As I write my tribute to the fallen hero – our eco warrior – and a lady whose memory will be etched in Kenya’s conservation culture for time immemorial, I can’t profess that I had a personal relationship although professionally we met and interacted.
I was privileged to be raised in a village that’s only about 10 kilometres away from Karura forest. We used to plunder it for firewood and napier grass for our Zebu cow and this used to happen very early in the morning before the forest wardens would be awake.
We would set off at 5.30am and be back by 8am, our cows having grass for a week and enough firewood for cooking. We didn’t know that there were terminologies like forests hiving; illegal allocations but we understood deforestation. We used to wonder why Professor Wangari Maathai was being accosted and beaten. But today as I plan to go and run in the serenity of Karura forest, it’s amazing what this wonderful lady has done for us and our generation.
As I grew up, Sunday was family day and for the very simple family the outdoors place when in the city was Uhuru Park where you would loiter, play, go boat riding and live to tell the story for the other half of the year, as this was done twice a year. I can’t help but wonder today if we didn’t have our fallen eco-warrior, would we have such a beautiful park in the city of Nairobi?

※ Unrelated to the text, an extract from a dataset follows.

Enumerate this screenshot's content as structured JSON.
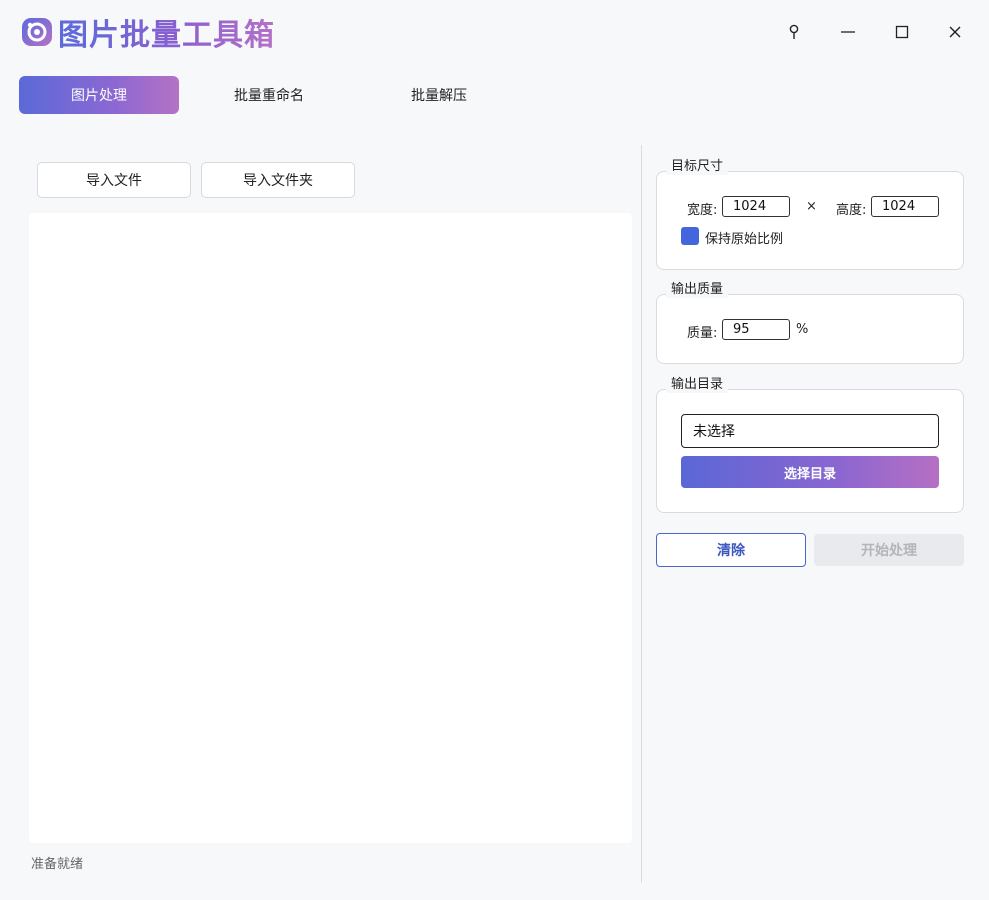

Now I am knowledgeable, I understand fully what our eco-warrior has done for this, and the future generation. The serenity of Karura forest and others she has truly fought for, she is a world hero and for sure as a country it is a great loss to us.
How else can we remember her in our life? We would not have Karura forest were it not for her, then why not rename it as Professor Wangari Maathai forest, her name will be an emblem in centuries to come.